"One can be alarmed by looking at the numbers in some of the areas. It is bad when 64 percent of the children in Nedre Toyen grow up below the poverty line. This reproduces social inequalities in the area," Ingar Brattbakk, researcher at the Work Research Institute (AFI) told Aftenposten.

Brattbakk and his colleague Bengt Andersen have made a report on neighborhood effects.

They concluded that the place that children grow up in has a meaning of itself for their opportunities later in life.

The report reviews both Norwegian and international research on the neighborhood effect.

"It would be going too far to say that you get poor by living in a poor area. However, living in an area with many neighbors who have poor living conditions, low income and education reduces one's chances in life," Brattbakk said.

According to the report, there has been much research on family background and the importance of school in Norway, but much less on the impact of neighborhoods and close environment.

The report has, among other things, shown that children and adolescents from families holding a lower socioeconomic position are more affected by the neighborhood than those who come from homes where parents have higher education and income.

The higher the proportion of upper-class parents in the neighborhoods of young people, the bigger is the likelihood for youths themselves to take up elite education and achieve an upper-class position in adulthood, the researchers concluded.

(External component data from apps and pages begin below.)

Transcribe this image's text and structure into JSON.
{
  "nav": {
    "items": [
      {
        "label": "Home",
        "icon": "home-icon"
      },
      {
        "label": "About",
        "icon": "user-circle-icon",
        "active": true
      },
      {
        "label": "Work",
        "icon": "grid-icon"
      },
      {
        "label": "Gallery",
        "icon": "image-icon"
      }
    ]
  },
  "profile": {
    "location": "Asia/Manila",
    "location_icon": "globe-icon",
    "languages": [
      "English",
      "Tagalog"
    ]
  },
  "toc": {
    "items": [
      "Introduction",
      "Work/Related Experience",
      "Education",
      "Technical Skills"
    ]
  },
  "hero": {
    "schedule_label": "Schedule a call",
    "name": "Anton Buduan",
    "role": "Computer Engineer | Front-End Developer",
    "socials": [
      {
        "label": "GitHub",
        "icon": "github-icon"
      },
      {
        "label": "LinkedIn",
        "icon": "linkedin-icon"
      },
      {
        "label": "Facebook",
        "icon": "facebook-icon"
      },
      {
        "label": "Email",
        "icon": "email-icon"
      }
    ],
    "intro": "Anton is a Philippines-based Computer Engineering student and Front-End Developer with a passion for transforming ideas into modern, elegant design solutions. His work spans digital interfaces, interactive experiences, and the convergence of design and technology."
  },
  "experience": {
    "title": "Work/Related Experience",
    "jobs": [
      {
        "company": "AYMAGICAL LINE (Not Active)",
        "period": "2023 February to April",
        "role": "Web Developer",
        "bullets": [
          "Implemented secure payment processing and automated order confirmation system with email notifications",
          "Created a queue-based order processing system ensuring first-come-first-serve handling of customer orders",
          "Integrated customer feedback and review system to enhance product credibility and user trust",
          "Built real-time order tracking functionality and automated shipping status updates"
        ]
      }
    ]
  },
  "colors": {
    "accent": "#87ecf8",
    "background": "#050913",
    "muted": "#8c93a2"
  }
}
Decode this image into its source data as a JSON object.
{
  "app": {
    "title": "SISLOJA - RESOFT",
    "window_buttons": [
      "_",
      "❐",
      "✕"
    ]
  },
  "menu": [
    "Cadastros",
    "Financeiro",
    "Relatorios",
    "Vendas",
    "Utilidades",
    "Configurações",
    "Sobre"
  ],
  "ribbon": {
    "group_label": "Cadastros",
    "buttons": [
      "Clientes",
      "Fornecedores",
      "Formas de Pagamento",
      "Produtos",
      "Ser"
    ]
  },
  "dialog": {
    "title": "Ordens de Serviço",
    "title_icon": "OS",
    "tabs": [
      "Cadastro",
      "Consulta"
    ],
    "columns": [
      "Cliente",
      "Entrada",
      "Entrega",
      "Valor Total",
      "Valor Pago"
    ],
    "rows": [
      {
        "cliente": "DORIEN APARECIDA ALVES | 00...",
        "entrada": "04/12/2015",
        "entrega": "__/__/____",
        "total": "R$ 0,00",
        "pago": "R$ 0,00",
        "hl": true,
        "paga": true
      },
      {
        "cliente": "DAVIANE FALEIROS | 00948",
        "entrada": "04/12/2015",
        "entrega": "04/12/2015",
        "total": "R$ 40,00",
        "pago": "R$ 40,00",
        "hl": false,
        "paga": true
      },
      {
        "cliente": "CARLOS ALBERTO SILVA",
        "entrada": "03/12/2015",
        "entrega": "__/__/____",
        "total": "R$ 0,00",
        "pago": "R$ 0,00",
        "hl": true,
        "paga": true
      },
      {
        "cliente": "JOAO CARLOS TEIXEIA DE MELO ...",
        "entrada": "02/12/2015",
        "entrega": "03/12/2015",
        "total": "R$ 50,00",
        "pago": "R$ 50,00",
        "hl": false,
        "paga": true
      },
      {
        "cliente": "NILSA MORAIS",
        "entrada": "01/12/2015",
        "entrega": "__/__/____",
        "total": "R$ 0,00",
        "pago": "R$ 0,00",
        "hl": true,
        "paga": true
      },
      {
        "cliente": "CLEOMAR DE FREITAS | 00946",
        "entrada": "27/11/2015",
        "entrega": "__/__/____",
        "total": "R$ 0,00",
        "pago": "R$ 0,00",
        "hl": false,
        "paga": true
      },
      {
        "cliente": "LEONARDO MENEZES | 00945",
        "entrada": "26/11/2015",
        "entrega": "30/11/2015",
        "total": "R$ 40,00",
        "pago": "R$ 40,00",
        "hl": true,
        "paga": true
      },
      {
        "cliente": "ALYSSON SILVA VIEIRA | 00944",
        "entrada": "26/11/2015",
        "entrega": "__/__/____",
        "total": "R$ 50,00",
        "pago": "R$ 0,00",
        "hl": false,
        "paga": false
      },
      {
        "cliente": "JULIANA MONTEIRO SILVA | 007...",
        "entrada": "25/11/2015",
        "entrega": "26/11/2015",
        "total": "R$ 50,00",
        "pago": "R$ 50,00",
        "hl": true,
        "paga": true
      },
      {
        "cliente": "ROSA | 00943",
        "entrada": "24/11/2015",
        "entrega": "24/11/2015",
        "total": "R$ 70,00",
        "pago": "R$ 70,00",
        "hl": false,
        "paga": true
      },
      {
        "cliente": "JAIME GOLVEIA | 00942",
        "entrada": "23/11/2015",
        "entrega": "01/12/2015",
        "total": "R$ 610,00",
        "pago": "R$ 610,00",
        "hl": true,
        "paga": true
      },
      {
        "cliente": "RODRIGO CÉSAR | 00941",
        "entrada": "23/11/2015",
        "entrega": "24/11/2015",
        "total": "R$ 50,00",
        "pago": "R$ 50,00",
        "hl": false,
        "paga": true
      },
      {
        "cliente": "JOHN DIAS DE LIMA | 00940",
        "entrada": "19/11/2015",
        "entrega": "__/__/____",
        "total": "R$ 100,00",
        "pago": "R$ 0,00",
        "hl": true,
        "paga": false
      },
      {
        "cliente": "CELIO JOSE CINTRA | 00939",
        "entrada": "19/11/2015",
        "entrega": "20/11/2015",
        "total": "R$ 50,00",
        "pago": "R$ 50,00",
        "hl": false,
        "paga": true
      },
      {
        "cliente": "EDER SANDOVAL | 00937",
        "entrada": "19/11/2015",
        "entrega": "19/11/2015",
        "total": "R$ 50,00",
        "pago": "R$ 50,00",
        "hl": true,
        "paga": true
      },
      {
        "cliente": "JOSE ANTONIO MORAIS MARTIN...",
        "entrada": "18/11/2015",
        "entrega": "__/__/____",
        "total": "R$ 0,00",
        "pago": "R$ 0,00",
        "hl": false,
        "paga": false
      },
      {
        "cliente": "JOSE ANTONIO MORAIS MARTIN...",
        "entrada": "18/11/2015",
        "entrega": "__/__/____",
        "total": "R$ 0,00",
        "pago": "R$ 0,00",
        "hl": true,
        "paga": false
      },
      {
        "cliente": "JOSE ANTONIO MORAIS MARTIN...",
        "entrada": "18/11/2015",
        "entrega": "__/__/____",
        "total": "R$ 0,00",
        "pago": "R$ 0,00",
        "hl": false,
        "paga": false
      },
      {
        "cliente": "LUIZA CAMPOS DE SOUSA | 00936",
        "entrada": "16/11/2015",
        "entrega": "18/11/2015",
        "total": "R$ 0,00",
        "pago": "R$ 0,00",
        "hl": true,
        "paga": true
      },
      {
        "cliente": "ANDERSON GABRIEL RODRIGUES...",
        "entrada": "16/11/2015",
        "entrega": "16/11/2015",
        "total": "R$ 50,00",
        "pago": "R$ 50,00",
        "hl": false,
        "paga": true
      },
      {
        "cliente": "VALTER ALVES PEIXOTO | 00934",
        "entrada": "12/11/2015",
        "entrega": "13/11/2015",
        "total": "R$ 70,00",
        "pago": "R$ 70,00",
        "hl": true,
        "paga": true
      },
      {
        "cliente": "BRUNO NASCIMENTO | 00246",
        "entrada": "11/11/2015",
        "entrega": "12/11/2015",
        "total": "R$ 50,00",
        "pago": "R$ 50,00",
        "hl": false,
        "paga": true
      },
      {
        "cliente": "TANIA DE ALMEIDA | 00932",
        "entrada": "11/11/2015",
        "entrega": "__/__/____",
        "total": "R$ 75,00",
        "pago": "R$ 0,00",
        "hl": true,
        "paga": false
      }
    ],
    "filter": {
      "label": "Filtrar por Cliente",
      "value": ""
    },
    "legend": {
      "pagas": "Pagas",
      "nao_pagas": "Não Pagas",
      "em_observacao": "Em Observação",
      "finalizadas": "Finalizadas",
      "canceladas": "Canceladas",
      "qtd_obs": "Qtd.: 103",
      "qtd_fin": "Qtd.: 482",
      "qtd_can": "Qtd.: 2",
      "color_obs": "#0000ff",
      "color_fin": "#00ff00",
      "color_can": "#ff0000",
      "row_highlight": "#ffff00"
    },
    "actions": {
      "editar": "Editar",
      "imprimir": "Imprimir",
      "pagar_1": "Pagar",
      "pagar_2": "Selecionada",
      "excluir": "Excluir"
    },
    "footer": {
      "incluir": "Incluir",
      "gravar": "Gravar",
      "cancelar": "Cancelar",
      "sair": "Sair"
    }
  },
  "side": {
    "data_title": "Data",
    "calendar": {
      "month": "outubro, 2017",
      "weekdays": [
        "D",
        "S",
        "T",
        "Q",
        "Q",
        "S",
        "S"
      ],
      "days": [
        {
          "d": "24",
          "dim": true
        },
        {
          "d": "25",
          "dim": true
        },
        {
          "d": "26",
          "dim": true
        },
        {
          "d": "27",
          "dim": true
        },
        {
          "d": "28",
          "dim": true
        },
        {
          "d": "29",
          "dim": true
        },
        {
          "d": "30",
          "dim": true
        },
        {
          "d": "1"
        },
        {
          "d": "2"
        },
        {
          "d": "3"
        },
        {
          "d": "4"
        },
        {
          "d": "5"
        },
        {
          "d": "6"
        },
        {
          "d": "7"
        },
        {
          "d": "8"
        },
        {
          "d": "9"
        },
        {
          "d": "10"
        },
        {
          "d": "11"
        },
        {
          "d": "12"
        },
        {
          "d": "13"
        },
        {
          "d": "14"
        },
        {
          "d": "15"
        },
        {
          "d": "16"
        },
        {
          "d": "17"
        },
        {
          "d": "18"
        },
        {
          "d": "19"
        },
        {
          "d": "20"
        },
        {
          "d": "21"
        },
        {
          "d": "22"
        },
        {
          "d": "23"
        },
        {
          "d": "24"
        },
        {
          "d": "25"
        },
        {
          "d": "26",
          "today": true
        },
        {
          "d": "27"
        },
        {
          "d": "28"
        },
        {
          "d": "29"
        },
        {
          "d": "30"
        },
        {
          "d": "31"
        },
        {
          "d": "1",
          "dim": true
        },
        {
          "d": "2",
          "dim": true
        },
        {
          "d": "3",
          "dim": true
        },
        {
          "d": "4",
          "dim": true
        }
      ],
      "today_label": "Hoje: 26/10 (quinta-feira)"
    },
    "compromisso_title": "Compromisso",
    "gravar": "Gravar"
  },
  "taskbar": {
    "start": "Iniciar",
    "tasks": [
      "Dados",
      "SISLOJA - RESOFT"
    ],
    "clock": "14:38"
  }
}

"The neighborhood is an important arena for development of what is called 'social and cultural capital', which in everyday language means good network, such as contacts that can help you get a job as an adult or language and skills that make it easier to succeed at school," Brattbakk said.

Child poverty is particularly high among certain immigrant groups, but almost half of the children in low income families are ethnic Norwegian, Aftenposten wrote.

"There are many good measures described in the government's strategy against child poverty, but many of them are primarily about relieving rather than counteracting social inequality," Brattbakk stated.

Mari Trommald, director of Norwegian Directorate for Children, Youth and Family Affairs (Bufdir), expressed worry about increasing differences in child poverty in Oslo districts.

"We are worried that development is going the wrong way. The figures show that in a few years poverty has grown even bigger in suburbs where it was also great five years ago. In many of the western districts it is the opposite," she said.

Poor children are at greater risk of less education, falling outside the workplace and getting worse health than other children. This effect is enhanced when they also live in neighborhoods where many others struggle with the same problems, Trommald said.

Other Norwegian cities also have high child poverty, but Oslo is in a special position, Aftenposten reported.

Alna district of Oslo has as many children in poor families as the entire municipality of Trondheim together and four of the districts in Oslo each have significantly more children in poor families than total number in Stavanger.